Financial support and sponsorship
Conflicts of interest
There are no conflicts of interest.
| References|| |
Fortier LA. Stem cells: Classifications, controversies, and clinical applications. Vet Surg 2005;34:415-23.
d'Aquino R, De Rosa A, Lanza V, Tirino V, Laino L, Graziano A, et al
. Human mandible bone defect repair by the grafting of dental pulp stem/progenitor cells and collagen sponge biocomplexes. Eur Cell Mater 2009;18:75-83.
Jo YY, Lee HJ, Kook SY, Choung HW, Park JY, Chung JH, et al
. Isolation and characterization of postnatal stem cells from human dental tissues. Tissue Eng 2007;13:767-73.
Miura M, Gronthos S, Zhao M, Lu B, Fisher LW, Robey PG, et al
. SHED: Stem cells from human exfoliated deciduous teeth. Proc Natl Acad Sci U S A 2003;100:5807-12.
Arthur A, Rychkov G, Shi S, Koblar SA, Gronthos S. Adult human dental pulp stem cells differentiate toward functionally active neurons under appropriate environmental cues. Stem Cells 2008;26:1787-95.
Gandia C, Armiñan A, García-Verdugo JM, Lledó E, Ruiz A, Miñana MD, et al
. Human dental pulp stem cells improve left ventricular function, induce angiogenesis, and reduce infarct size in rats with acute myocardial infarction. Stem Cells 2008;26:638-45.
Carinci F, Papaccio G, Laino G, Palmieri A, Brunelli G, D'Aquino R, et al
. Comparison between genetic portraits of osteoblasts derived from primary cultures and osteoblasts obtained from human pulpar stem cells. J Craniofac Surg 2008;19:616-25.
Govindasamy V, Ronald VS, Abdullah AN, Nathan KR, Ab Aziz ZA, Abdullah M, et al
. Differentiation of dental pulp stem cells into islet-like aggregates.

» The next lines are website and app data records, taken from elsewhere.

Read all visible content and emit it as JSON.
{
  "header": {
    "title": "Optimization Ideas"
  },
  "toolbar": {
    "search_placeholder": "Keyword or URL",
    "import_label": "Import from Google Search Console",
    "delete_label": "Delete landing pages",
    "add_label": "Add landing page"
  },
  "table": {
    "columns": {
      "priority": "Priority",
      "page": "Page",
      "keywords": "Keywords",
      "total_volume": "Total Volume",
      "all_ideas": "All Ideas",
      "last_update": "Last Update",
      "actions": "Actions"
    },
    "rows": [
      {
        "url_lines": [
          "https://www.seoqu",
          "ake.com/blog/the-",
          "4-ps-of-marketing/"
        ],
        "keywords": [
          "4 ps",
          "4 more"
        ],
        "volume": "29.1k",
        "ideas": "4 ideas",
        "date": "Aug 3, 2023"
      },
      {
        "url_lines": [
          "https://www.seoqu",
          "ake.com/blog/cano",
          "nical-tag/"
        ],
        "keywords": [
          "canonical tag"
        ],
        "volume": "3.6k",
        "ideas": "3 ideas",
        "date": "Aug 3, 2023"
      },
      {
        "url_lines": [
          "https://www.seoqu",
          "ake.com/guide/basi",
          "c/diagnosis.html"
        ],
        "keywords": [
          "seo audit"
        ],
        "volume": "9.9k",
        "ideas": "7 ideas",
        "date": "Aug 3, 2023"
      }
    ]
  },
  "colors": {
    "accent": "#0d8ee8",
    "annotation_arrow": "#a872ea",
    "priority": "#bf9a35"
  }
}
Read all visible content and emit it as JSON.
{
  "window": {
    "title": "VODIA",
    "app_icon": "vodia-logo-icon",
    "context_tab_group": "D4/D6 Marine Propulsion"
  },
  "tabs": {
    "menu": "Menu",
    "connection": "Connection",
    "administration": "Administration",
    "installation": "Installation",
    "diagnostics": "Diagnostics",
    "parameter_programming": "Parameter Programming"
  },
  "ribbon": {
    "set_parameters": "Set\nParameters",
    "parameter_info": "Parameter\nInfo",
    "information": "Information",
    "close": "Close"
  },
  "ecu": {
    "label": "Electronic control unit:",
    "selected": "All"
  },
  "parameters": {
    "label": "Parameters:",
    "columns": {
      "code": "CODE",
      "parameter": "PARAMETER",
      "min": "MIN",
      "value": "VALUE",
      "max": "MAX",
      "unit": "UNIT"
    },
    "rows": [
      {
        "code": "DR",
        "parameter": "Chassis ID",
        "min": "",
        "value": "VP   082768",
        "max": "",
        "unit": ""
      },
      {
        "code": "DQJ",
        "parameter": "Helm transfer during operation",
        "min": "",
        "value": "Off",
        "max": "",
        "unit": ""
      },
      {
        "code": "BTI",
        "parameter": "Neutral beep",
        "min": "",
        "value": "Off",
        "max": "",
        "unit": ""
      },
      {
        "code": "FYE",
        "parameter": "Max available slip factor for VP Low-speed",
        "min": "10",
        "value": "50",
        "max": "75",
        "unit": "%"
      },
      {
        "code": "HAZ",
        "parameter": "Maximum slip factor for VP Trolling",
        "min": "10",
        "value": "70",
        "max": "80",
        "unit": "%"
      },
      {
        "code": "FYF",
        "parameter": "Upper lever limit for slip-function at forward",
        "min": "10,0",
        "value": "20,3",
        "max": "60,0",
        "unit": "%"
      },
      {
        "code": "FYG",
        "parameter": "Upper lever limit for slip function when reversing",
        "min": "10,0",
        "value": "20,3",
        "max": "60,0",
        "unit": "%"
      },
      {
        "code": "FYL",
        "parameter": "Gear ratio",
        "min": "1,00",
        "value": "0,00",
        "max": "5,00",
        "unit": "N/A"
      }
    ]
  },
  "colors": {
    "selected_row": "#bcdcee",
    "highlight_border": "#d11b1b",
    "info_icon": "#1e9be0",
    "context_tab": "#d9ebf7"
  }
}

J Dent Res 2011;90:646-52.
Nakahara T, Ide Y. Tooth regeneration: Implications for the use of bioengineered organs in first-wave organ replacement. Hum Cell 2007;20:63-70.
[Figure 1], [Figure 2]